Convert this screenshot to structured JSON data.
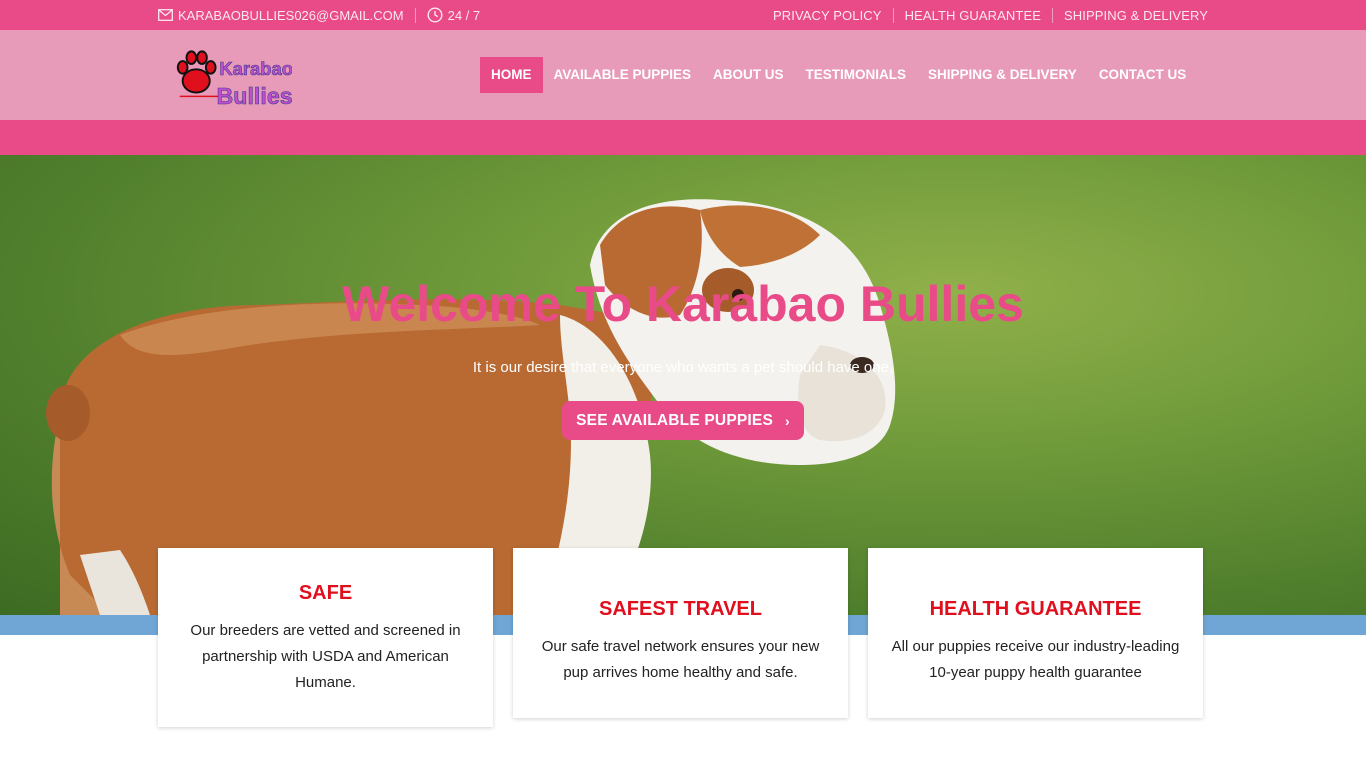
{
  "topbar": {
    "email": "KARABAOBULLIES026@GMAIL.COM",
    "hours": "24 / 7",
    "links": [
      "PRIVACY POLICY",
      "HEALTH GUARANTEE",
      "SHIPPING & DELIVERY"
    ]
  },
  "logo": {
    "line1": "Karabao",
    "line2": "Bullies"
  },
  "nav": {
    "items": [
      "HOME",
      "AVAILABLE PUPPIES",
      "ABOUT US",
      "TESTIMONIALS",
      "SHIPPING & DELIVERY",
      "CONTACT US"
    ],
    "active": "HOME"
  },
  "hero": {
    "title": "Welcome To Karabao Bullies",
    "subtitle": "It is our desire that everyone who wants a pet should have one,",
    "button": "SEE AVAILABLE PUPPIES"
  },
  "features": [
    {
      "title": "SAFE",
      "text": "Our breeders are vetted and screened in partnership with USDA and American Humane."
    },
    {
      "title": "SAFEST TRAVEL",
      "text": "Our safe travel network ensures your new pup arrives home healthy and safe."
    },
    {
      "title": "HEALTH GUARANTEE",
      "text": "All our puppies receive our industry-leading 10-year puppy health guarantee"
    }
  ],
  "colors": {
    "brand_pink": "#e84b87",
    "header_pink": "#e89bb8",
    "feature_title_red": "#e00f1e",
    "accent_blue": "#6fa6d6"
  },
  "icons": {
    "email": "envelope-icon",
    "hours": "clock-icon",
    "button": "chevron-right-icon",
    "logo": "paw-icon"
  }
}
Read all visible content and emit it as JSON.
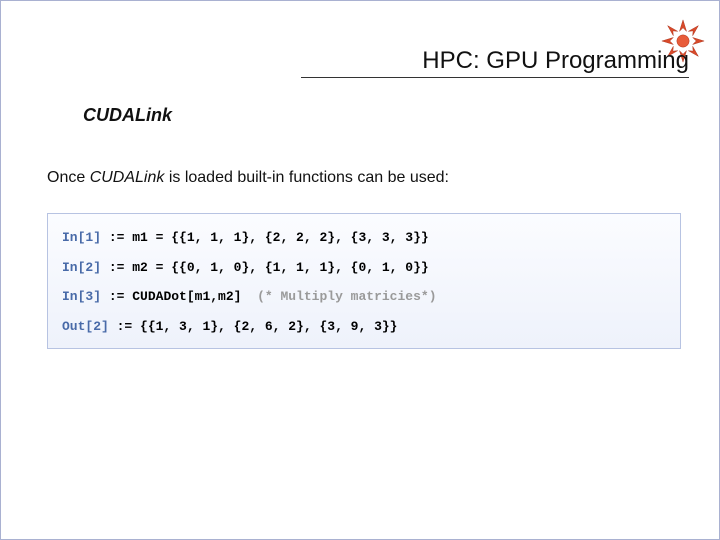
{
  "header": {
    "title": "HPC: GPU Programming"
  },
  "subtitle": "CUDALink",
  "body": {
    "prefix": "Once ",
    "ital": "CUDALink",
    "suffix": " is loaded built-in functions can be used:"
  },
  "code": {
    "l1": {
      "label": "In[1]",
      "op": " := ",
      "rest": "m1 = {{1, 1, 1}, {2, 2, 2}, {3, 3, 3}}"
    },
    "l2": {
      "label": "In[2]",
      "op": " := ",
      "rest": "m2 = {{0, 1, 0}, {1, 1, 1}, {0, 1, 0}}"
    },
    "l3": {
      "label": "In[3]",
      "op": " := ",
      "call": "CUDADot[m1,m2]",
      "sp": "  ",
      "comment": "(* Multiply matricies*)"
    },
    "l4": {
      "label": "Out[2]",
      "op": " := ",
      "rest": "{{1, 3, 1}, {2, 6, 2}, {3, 9, 3}}"
    }
  }
}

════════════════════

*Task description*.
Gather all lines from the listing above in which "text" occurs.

*Result of this exercise*.
      "text": "Our breeders are vetted and screened in partnership with USDA and American Humane."
      "text": "Our safe travel network ensures your new pup arrives home healthy and safe."
      "text": "All our puppies receive our industry-leading 10-year puppy health guarantee"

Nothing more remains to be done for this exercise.